[Start of section]

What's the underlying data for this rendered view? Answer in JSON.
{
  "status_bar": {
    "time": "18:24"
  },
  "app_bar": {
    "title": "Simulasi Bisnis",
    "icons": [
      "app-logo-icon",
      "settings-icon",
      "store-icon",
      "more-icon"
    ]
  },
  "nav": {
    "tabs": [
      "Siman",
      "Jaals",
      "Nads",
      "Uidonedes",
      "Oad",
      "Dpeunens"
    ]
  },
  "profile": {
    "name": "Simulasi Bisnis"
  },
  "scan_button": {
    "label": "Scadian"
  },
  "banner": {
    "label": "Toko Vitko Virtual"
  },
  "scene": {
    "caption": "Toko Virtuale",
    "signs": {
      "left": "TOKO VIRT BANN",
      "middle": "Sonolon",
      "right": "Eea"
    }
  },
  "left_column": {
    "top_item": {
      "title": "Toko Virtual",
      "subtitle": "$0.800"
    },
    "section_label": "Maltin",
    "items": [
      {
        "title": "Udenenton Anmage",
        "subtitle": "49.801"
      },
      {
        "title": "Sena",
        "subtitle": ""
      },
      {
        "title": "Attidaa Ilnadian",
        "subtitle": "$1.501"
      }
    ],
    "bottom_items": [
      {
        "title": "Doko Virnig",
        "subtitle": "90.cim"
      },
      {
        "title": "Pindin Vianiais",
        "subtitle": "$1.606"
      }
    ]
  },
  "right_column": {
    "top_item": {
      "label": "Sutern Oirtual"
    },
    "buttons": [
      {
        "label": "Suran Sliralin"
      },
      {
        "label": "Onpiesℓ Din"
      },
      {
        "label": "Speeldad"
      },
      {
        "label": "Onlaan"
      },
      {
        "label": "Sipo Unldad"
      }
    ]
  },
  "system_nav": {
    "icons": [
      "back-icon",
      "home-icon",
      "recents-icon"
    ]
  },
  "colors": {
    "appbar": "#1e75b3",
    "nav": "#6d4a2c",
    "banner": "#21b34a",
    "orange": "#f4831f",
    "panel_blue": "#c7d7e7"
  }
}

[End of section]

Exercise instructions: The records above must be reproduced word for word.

Completed exercise:
What's the underlying data for this rendered view? Answer in JSON.
{
  "status_bar": {
    "time": "18:24"
  },
  "app_bar": {
    "title": "Simulasi Bisnis",
    "icons": [
      "app-logo-icon",
      "settings-icon",
      "store-icon",
      "more-icon"
    ]
  },
  "nav": {
    "tabs": [
      "Siman",
      "Jaals",
      "Nads",
      "Uidonedes",
      "Oad",
      "Dpeunens"
    ]
  },
  "profile": {
    "name": "Simulasi Bisnis"
  },
  "scan_button": {
    "label": "Scadian"
  },
  "banner": {
    "label": "Toko Vitko Virtual"
  },
  "scene": {
    "caption": "Toko Virtuale",
    "signs": {
      "left": "TOKO VIRT BANN",
      "middle": "Sonolon",
      "right": "Eea"
    }
  },
  "left_column": {
    "top_item": {
      "title": "Toko Virtual",
      "subtitle": "$0.800"
    },
    "section_label": "Maltin",
    "items": [
      {
        "title": "Udenenton Anmage",
        "subtitle": "49.801"
      },
      {
        "title": "Sena",
        "subtitle": ""
      },
      {
        "title": "Attidaa Ilnadian",
        "subtitle": "$1.501"
      }
    ],
    "bottom_items": [
      {
        "title": "Doko Virnig",
        "subtitle": "90.cim"
      },
      {
        "title": "Pindin Vianiais",
        "subtitle": "$1.606"
      }
    ]
  },
  "right_column": {
    "top_item": {
      "label": "Sutern Oirtual"
    },
    "buttons": [
      {
        "label": "Suran Sliralin"
      },
      {
        "label": "Onpiesℓ Din"
      },
      {
        "label": "Speeldad"
      },
      {
        "label": "Onlaan"
      },
      {
        "label": "Sipo Unldad"
      }
    ]
  },
  "system_nav": {
    "icons": [
      "back-icon",
      "home-icon",
      "recents-icon"
    ]
  },
  "colors": {
    "appbar": "#1e75b3",
    "nav": "#6d4a2c",
    "banner": "#21b34a",
    "orange": "#f4831f",
    "panel_blue": "#c7d7e7"
  }
}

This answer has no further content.